Movement is a necessary part of the life of a child.  Equally important is the control of that movement.  That is why the child brings their work to a rug or a table, carefully rolling and unrolling the rug to define the work area; or carries a soiled polishing cloth to a special basket and brings a fresh one back to their work; why they read a comment label “hop” and performs the task with serious intent; why they stretch their arms to “know” just how long the “7” rod really is.  Children learn to inhibit some actions in order to gain control over their body; for example, walking around a rug rather than on it and on another child’s work, carrying materials with two hands for greater control, setting an object down quietly so as not to disturb the concentration of others, pouring slowly to insure nothing is spilled, etc.


The opportunities for small muscle activities are abundant throughout the room.  These activities allow children to perfect their fine motor control.  Certain activities call for the “pincer” movement-they use the thumb and first, second and third fingers and include:


• the peg board                   • polishing                 • knobbed cylinders


There are many activities in the classroom that call for touching and tracing with first and second fingers for lightness of touch, all preparing or reinforcing the proper hand position for holding and using a pencil.


In the classroom, children and adults live together, providing many opportunities for social interactions.  Special moments of respect and helpfulness are exchanged between and among the children.  Children learn to successfully handle conflict.  Often the adults will not interfere in conflicts, instead allowing the children to possibly work through them on their own and rely on their inner resources.
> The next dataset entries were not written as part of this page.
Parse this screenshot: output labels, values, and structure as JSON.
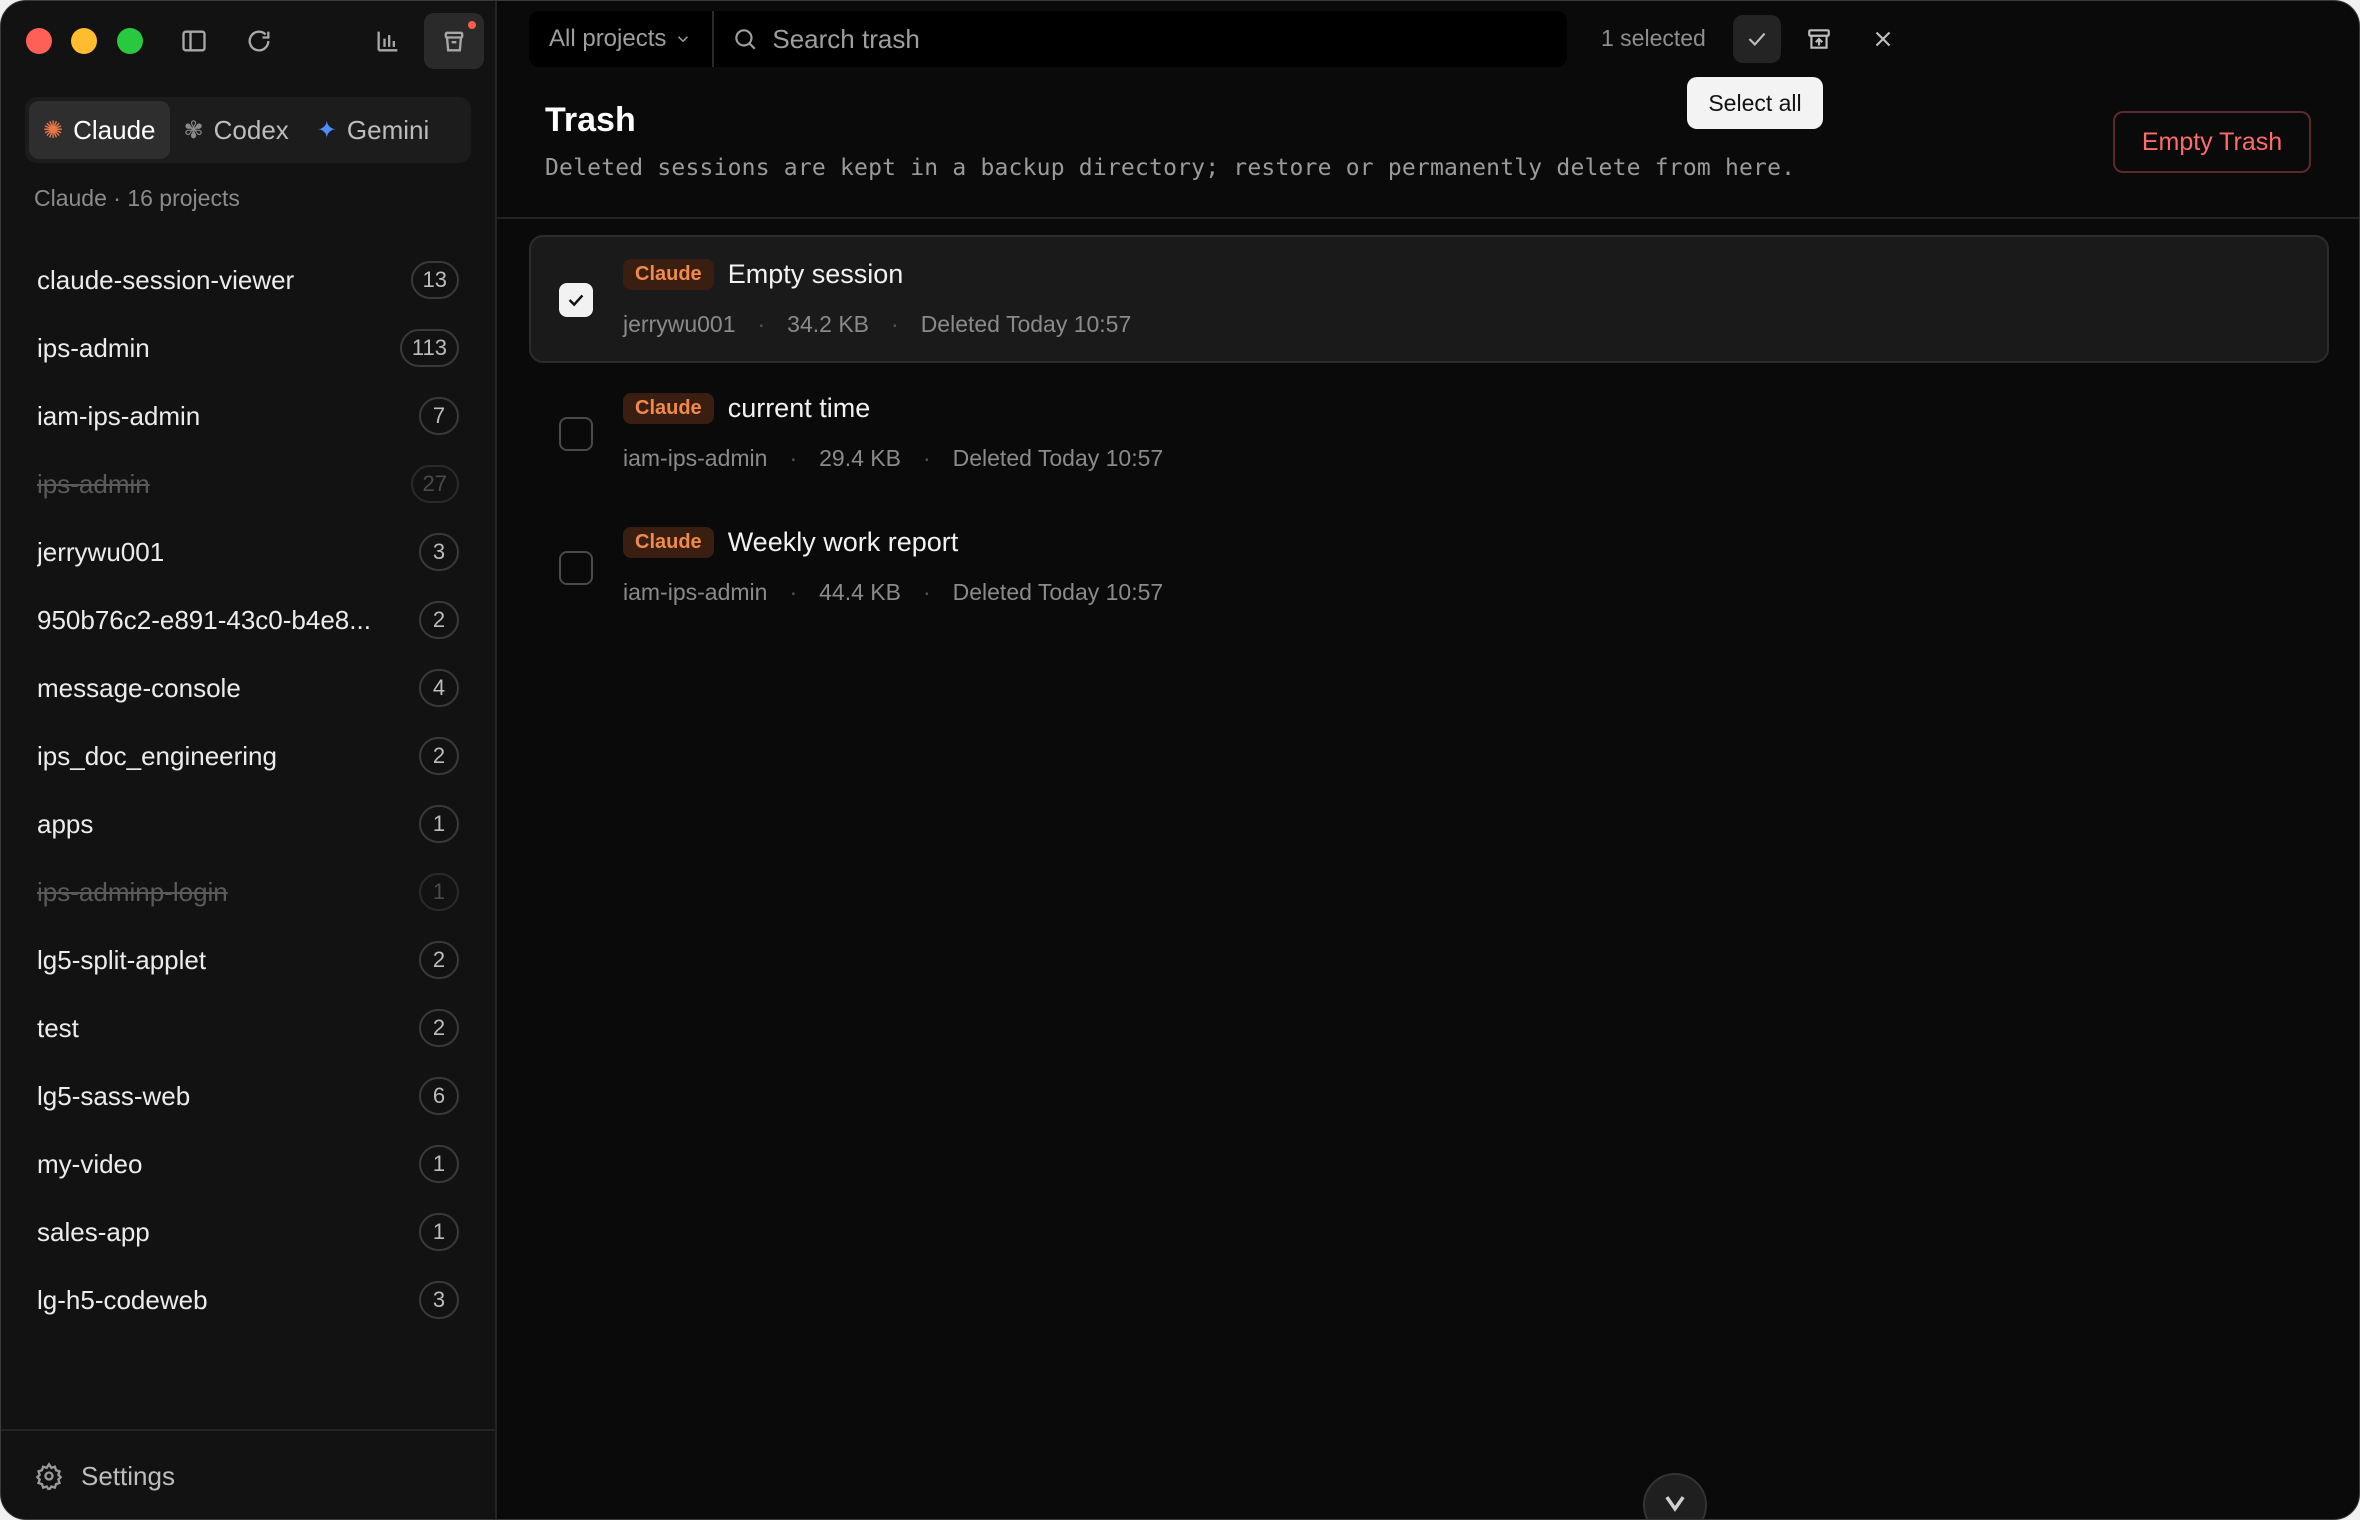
{
  "sidebar": {
    "providers": [
      {
        "label": "Claude",
        "icon": "claude-sparkle-icon",
        "active": true
      },
      {
        "label": "Codex",
        "icon": "openai-icon",
        "active": false
      },
      {
        "label": "Gemini",
        "icon": "gemini-star-icon",
        "active": false
      }
    ],
    "subtitle": "Claude · 16 projects",
    "projects": [
      {
        "name": "claude-session-viewer",
        "count": "13",
        "muted": false
      },
      {
        "name": "ips-admin",
        "count": "113",
        "muted": false
      },
      {
        "name": "iam-ips-admin",
        "count": "7",
        "muted": false
      },
      {
        "name": "ips-admin",
        "count": "27",
        "muted": true
      },
      {
        "name": "jerrywu001",
        "count": "3",
        "muted": false
      },
      {
        "name": "950b76c2-e891-43c0-b4e8...",
        "count": "2",
        "muted": false
      },
      {
        "name": "message-console",
        "count": "4",
        "muted": false
      },
      {
        "name": "ips_doc_engineering",
        "count": "2",
        "muted": false
      },
      {
        "name": "apps",
        "count": "1",
        "muted": false
      },
      {
        "name": "ips-adminp-login",
        "count": "1",
        "muted": true
      },
      {
        "name": "lg5-split-applet",
        "count": "2",
        "muted": false
      },
      {
        "name": "test",
        "count": "2",
        "muted": false
      },
      {
        "name": "lg5-sass-web",
        "count": "6",
        "muted": false
      },
      {
        "name": "my-video",
        "count": "1",
        "muted": false
      },
      {
        "name": "sales-app",
        "count": "1",
        "muted": false
      },
      {
        "name": "lg-h5-codeweb",
        "count": "3",
        "muted": false
      }
    ],
    "settings_label": "Settings"
  },
  "toolbar": {
    "scope_label": "All projects",
    "search_placeholder": "Search trash",
    "selected_count": "1 selected",
    "tooltip": "Select all"
  },
  "header": {
    "title": "Trash",
    "description": "Deleted sessions are kept in a backup directory; restore or permanently delete from here.",
    "empty_button": "Empty Trash"
  },
  "sessions": [
    {
      "badge": "Claude",
      "title": "Empty session",
      "project": "jerrywu001",
      "size": "34.2 KB",
      "deleted": "Deleted Today 10:57",
      "selected": true
    },
    {
      "badge": "Claude",
      "title": "current time",
      "project": "iam-ips-admin",
      "size": "29.4 KB",
      "deleted": "Deleted Today 10:57",
      "selected": false
    },
    {
      "badge": "Claude",
      "title": "Weekly work report",
      "project": "iam-ips-admin",
      "size": "44.4 KB",
      "deleted": "Deleted Today 10:57",
      "selected": false
    }
  ],
  "colors": {
    "accent_orange": "#f08a4b",
    "danger": "#ff6b6b",
    "gemini_blue": "#4c8dff"
  }
}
If it is needed, however, intervention occurs only to help reflect the dilemma to the children and is all times intended to help them resolve the conflict.  For a very young child, it may simply be a case of redirecting their interests.


There are natural tendencies within the child at this age that repeat themselves consistently from culture to culture and generation to generation.  As a part of a community, the child readily accepts the responsibilities connected to each new freedom given.  They understand the need to participate in the upkeep of their environment, the need to contribute to discussions concerning problem solving, etc.  We observe in this age child a healthy development of life’s positive values:  meaningful relationships, a sense of belonging to a community, a purposeful involvement in the learning process of life values.


There is a three-year age span in the Montessori classroom that offers children the experience of holding various roles in the community. First year students, most often three year olds, are welcomed into the classroom with older peers to guide them. Second year students practice mentoring the younger ones as they themselves gain confidence and skills. Third year students, usually the Kindergartners, are confident role models who enjoy more responsibilities as leaders as they also experience more advanced work.


Because our Kindergarten graduates have been exposed to a wide range of curricular concepts in the Montessori program, the natural tendencies of their curious, reasoning minds can function to their capacity. Confident and capable, they can mentally move through the doors of the universe and beyond in whatever new school environment awaits them.


Full Day

7:30 - 5:30*

School Day

8:30 - 3:00

Half Day and Lunch

8:30 - 1:00

Half Day

8:30 - 11:30

*optional care until 6pm available.

Give your 3 to 6 year old a nurturing foundation for a lifetime of joyful learning!

Our Montessori programs are designed to help your child reach his or her fullest potential.